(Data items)
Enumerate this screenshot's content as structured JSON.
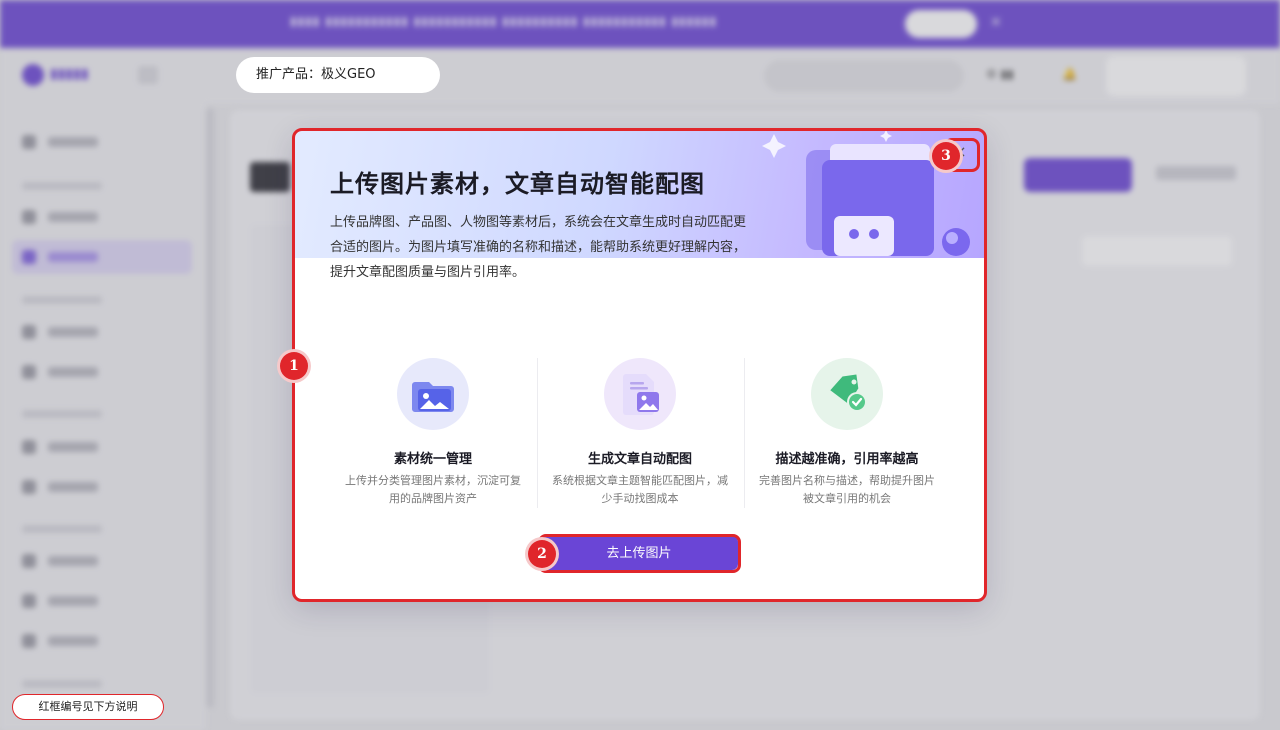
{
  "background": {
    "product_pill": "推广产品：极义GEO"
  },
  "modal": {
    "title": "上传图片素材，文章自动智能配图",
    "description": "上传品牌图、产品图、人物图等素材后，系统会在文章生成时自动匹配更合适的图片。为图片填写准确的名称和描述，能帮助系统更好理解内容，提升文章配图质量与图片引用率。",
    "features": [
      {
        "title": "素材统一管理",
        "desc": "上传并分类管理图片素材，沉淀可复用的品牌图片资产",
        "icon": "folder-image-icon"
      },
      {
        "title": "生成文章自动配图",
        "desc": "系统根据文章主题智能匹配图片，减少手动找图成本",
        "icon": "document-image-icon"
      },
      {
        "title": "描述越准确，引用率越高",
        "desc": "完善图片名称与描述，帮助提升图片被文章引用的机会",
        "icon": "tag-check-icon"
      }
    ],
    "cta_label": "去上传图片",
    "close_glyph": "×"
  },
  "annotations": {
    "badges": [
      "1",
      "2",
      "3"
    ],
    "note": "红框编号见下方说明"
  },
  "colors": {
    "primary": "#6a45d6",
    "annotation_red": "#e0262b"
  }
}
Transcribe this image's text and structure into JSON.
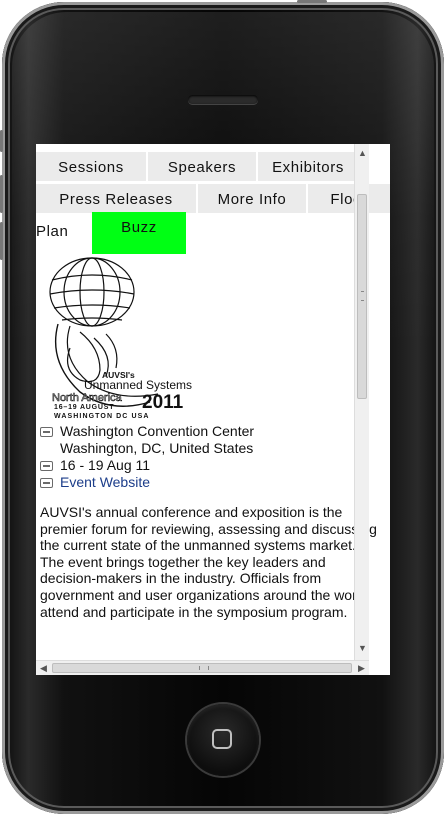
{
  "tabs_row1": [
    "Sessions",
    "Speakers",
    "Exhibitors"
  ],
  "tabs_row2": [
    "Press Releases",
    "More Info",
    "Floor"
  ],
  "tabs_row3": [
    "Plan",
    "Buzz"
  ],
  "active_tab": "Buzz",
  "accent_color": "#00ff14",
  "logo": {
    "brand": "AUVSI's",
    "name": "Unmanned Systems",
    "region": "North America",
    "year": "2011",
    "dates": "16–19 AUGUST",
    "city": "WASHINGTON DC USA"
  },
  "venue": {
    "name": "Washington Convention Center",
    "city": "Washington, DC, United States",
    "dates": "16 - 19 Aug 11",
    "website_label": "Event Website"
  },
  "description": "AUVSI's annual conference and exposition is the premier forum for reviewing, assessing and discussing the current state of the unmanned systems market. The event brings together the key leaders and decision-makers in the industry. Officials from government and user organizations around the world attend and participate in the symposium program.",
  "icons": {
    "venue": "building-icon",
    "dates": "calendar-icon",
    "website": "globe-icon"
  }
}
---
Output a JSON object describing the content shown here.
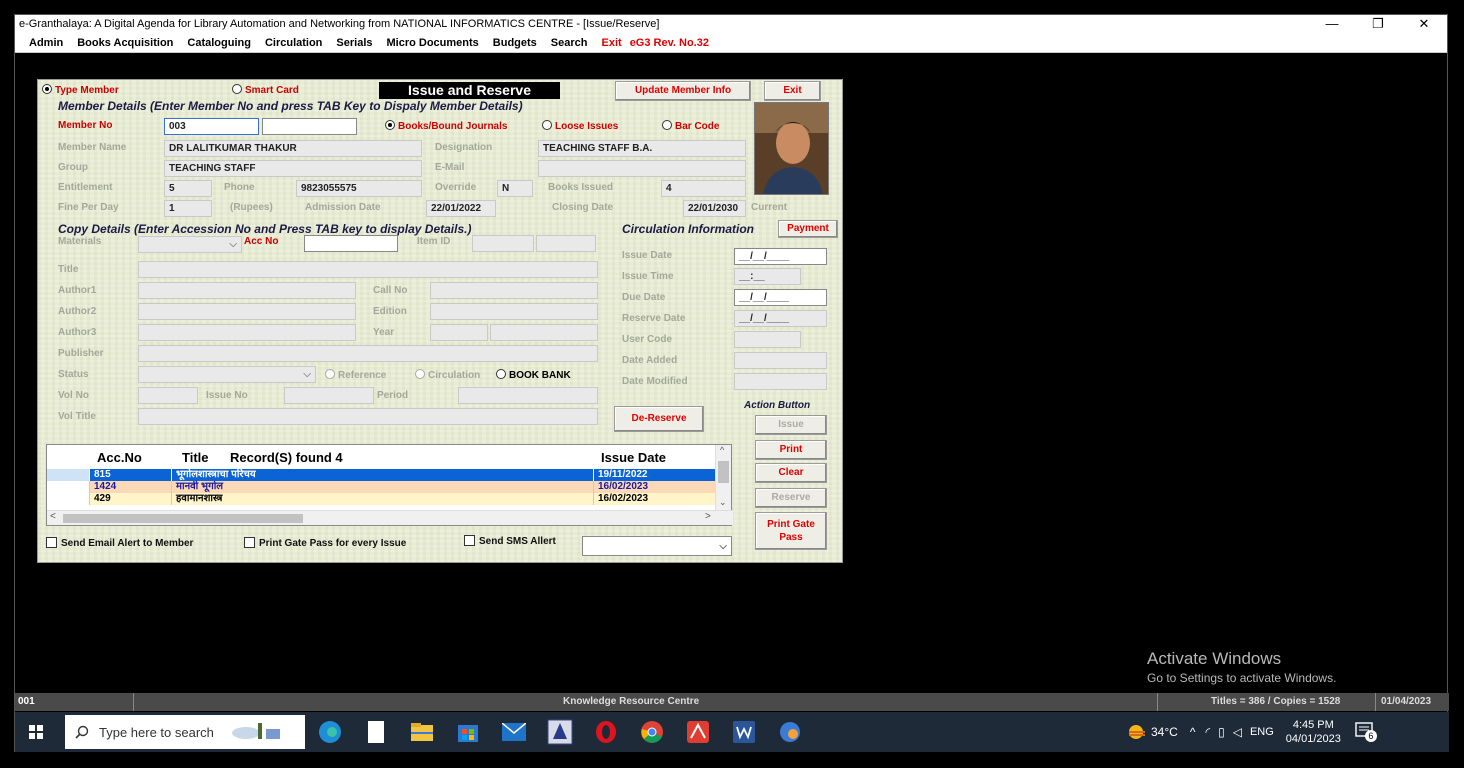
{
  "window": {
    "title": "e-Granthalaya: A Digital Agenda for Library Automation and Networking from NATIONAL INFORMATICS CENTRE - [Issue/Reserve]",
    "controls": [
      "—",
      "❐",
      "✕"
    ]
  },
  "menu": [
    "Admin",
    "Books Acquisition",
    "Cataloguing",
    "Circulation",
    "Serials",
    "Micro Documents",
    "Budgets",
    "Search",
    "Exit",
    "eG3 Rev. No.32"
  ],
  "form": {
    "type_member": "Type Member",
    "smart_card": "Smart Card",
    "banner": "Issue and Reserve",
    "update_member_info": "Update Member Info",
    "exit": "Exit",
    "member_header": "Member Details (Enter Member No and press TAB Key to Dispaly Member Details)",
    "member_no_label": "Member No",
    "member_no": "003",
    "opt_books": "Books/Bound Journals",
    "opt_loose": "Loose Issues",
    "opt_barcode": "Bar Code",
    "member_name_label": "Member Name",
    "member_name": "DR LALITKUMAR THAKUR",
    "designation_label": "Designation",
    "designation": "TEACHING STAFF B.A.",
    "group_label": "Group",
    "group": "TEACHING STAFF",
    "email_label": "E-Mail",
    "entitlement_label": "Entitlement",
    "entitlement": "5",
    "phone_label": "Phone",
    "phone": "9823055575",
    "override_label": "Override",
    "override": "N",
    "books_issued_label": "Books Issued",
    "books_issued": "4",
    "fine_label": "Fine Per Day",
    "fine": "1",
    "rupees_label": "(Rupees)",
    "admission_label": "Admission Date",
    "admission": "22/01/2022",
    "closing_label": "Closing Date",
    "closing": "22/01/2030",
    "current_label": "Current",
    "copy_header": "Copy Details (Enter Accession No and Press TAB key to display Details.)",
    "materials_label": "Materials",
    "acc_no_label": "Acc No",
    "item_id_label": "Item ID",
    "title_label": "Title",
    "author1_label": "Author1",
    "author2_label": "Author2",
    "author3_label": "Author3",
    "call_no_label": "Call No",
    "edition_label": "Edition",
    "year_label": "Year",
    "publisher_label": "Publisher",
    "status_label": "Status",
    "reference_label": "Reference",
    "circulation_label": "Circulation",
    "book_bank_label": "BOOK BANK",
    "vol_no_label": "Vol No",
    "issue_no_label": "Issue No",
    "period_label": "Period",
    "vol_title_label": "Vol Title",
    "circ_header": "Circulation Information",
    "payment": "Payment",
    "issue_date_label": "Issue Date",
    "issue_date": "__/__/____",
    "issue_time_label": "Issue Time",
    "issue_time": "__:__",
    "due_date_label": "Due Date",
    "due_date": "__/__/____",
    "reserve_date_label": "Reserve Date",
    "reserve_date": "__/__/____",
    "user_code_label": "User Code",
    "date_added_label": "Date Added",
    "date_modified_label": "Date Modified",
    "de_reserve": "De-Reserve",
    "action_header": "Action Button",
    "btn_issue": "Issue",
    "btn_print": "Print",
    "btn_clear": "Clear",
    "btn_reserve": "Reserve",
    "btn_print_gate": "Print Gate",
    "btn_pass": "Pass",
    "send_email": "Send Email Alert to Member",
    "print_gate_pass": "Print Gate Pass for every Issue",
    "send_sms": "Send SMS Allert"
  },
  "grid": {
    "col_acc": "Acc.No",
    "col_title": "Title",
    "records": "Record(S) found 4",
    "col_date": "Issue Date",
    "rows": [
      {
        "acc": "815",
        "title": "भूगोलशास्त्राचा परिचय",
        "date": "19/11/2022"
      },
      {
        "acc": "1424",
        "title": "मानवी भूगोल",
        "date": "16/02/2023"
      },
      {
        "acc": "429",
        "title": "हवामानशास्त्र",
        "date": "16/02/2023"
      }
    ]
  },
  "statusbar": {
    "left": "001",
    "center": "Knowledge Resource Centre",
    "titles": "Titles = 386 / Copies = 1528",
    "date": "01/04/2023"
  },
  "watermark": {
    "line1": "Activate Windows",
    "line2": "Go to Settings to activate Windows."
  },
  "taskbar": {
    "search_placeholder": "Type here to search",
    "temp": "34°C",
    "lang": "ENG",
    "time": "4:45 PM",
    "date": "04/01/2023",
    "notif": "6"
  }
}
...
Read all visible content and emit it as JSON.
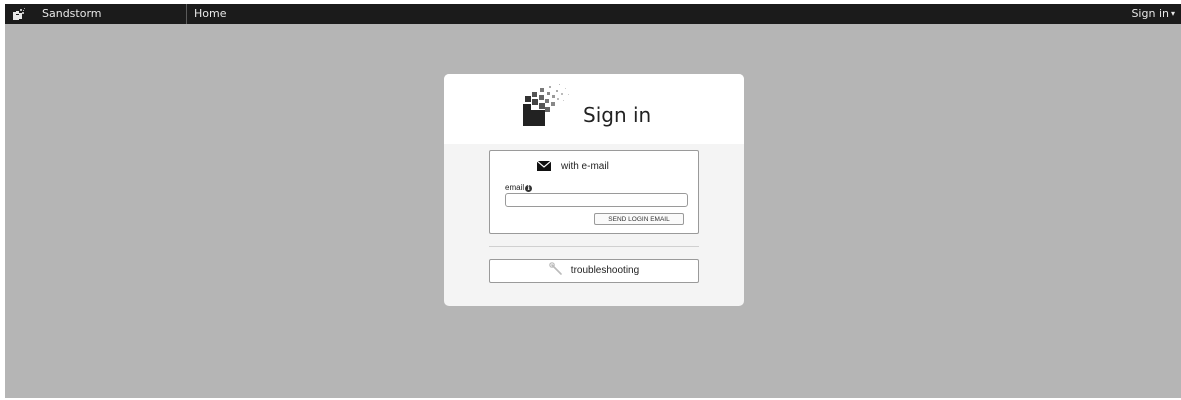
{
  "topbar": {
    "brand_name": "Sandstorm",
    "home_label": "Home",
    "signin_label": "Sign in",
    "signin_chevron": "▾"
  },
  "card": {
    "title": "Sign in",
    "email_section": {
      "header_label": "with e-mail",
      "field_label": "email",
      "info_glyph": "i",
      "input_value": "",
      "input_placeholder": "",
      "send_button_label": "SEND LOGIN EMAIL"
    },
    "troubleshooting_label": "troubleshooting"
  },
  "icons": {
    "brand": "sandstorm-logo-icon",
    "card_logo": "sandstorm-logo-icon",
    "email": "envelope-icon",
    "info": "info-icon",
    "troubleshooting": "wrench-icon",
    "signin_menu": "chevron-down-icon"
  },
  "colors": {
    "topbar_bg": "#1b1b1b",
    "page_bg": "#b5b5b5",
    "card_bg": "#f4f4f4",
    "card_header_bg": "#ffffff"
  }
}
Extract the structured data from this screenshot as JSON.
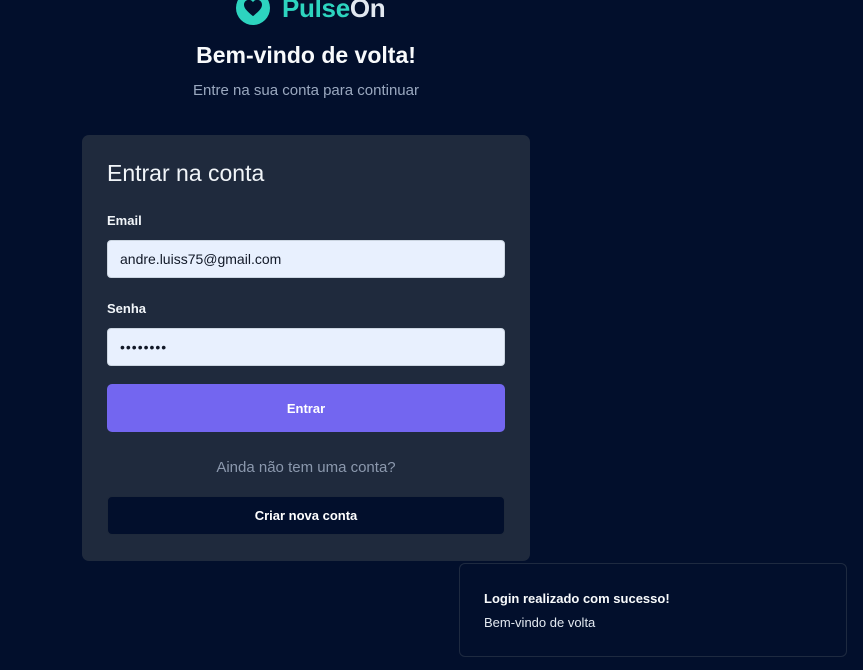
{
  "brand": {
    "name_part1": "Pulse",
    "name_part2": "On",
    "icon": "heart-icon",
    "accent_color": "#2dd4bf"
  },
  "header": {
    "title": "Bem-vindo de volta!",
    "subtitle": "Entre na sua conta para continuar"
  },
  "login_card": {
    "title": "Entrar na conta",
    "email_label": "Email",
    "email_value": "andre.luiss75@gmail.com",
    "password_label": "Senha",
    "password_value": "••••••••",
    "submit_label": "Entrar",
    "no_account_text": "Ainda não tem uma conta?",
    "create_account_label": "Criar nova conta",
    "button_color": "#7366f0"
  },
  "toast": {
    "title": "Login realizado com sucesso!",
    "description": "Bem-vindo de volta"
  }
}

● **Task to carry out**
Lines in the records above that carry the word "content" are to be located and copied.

● **Exercise result**
Enumerate this screenshot's content as structured JSON.
Output a JSON object describing the content shown here.
Read all visible content and emit it as JSON.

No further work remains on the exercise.